People have been making maps for thousands of years. Of their local environment, important routes and own property. From the Babylonian clay tablets, to the GPS system in your car, we’ve continually been busy with working out where we are, and planning how to get where we want to go. Sadly though, if you want to take your business over the border, a map of roads, rivers and territorial borders isn’t going to be enough to ensure a successful journey.
Opening an office in Antwerp doesn’t automatically mean you’ve got a bridge head for taking on the rest of Belgium. La Défense is no more the complete French picture than New York being the same as California or Texas. Hiding under that geographical map is a network of culture, history and habit that continues varying from one place to the next, and certainly can’t be understood and embraced by your organization in one fell swoop.

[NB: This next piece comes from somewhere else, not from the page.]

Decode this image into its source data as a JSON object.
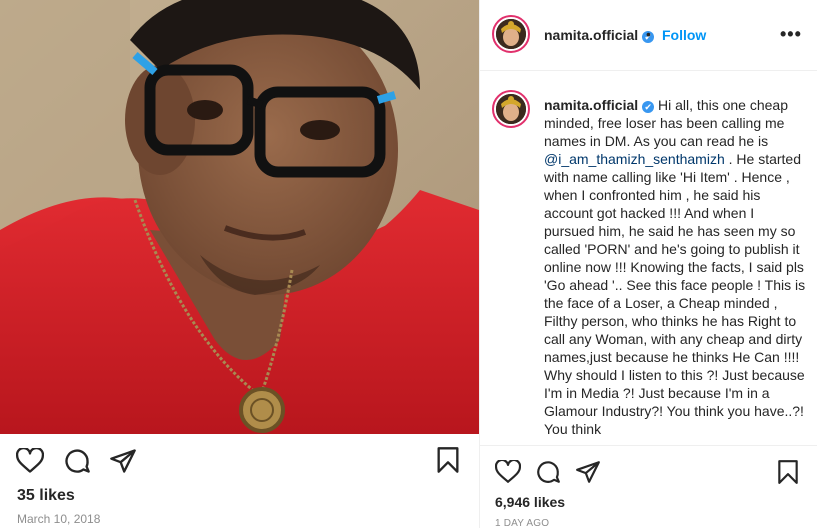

Taking on the German market? It seems very sensible to start with one office in Berlin, Munich or Frankfurt. And if you’ve got ambitions to go further still, you’ll could call it the East European Office? Right? Wrong.
Depending on the precise nature of your proposition and its potential audience, you may find you need to be in all three cities, and maybe a few more besides, to have a chance in the country. If you also wanted to look over the border, you’d need to properly understand the relationships between the countries formerly known as the East-Block. It’s essential that the cultural differences within and between these countries, in addition to what they have in common, are thoroughly investigated and able to influence strategy and planning.
If things get foggier the deeper you explore, be prepared to slow down or even change course, rather than closing your eyes and hitting the accelerator. Flexibility is the key to creating ‘learn as you go’ success. Make sure you also benefit from the experience of others. Results from the past are no guarantee of performance for the future, but take the time to see what similar businesses in similar situations have experienced and achieved in the locations on your radar.
Every country has its own unique quirks and customs. A compulsory siesta, complicated travel expenses procedures or specific procedures that need to be followed to show proper respect and deference in social situations. Sometimes you’ll genuinely feel that you’ve ended up in a hidden camera show. And more often than not, you’ll be able to enjoy a light hearted chuckle at how enjoyably different we all are.
When it relates to your business processes though, it is important that you’re more formal. Uniformity is the ambition. If you’re working internationally, it’s extremely important that your processes are properly aligned. That the basis for effective reporting. And ensuring that you don’t get into trouble far from home because you don’t all have the same understanding of key terms like ‘project result’, ‘billability’ or ‘payment term’.
From opportunity to success
Take project acquisition and acceptance. A risk-intensive moment that demands a clear procedure. One where that hard working, keen-to-make-an-impression employee on a far outpost of your imperium can cause untold damage with an appealing-looking-but-doomed-to-failure quotation. This scenario makes it essential the end responsible for delivering the work (possibly in another location) is involved during the sales process. That ensures the transfer of information begins before the project is even sold, and doesn’t hang on a moment after the deal is done and it’s too late to address probable challenges.
Manage your people, wherever they are, towards this best practice. Commit to creating cohesion between the various departments of your business. Even if it’s only possible to organize a once-per-quarter session for team bonding and information sharing. A face to face session is always best, even with all the possibilities stemming from communications technology. Being together in person is always the best way to stimulate genuine co-operation, create inter-personal relationships and foster group success.
From local to central – and vice-versa
Eventually your people will finish the project off at the customer. Ensuring your work leaves the right legacy then becomes important. Particularly if a maintenance contract has been signed, or if you expect to be required again for follow up work. Setting down clearly what the customer has received and can still expect is critical. It ensures you can always call up the agreements and commitments that were made.
Save the project details in a central location, making sure that everyone can understand what’s been recorded. It could be that your international colleagues need to follow an extra English course when the support is managed from one central location. Having a lingua franca is the key to ensuring no details are lost in translations. It’s also important to ensure that central organization is fully involved early in the process, enabling any (communication) challenges to be highlighted and addressed before the project is completed and the local delivery organization has moved on.
Ambition is great, but stay in control
Anyone who wants to be successful in a new country will need to invest heavily in local knowledge, while ensuring that all processes are managed from a central, uniform perspective. That’s how you can stay in control of every entity carrying your logo and doing business on your behalf – whether that’s in Europe, or any other further flung corner of the globe.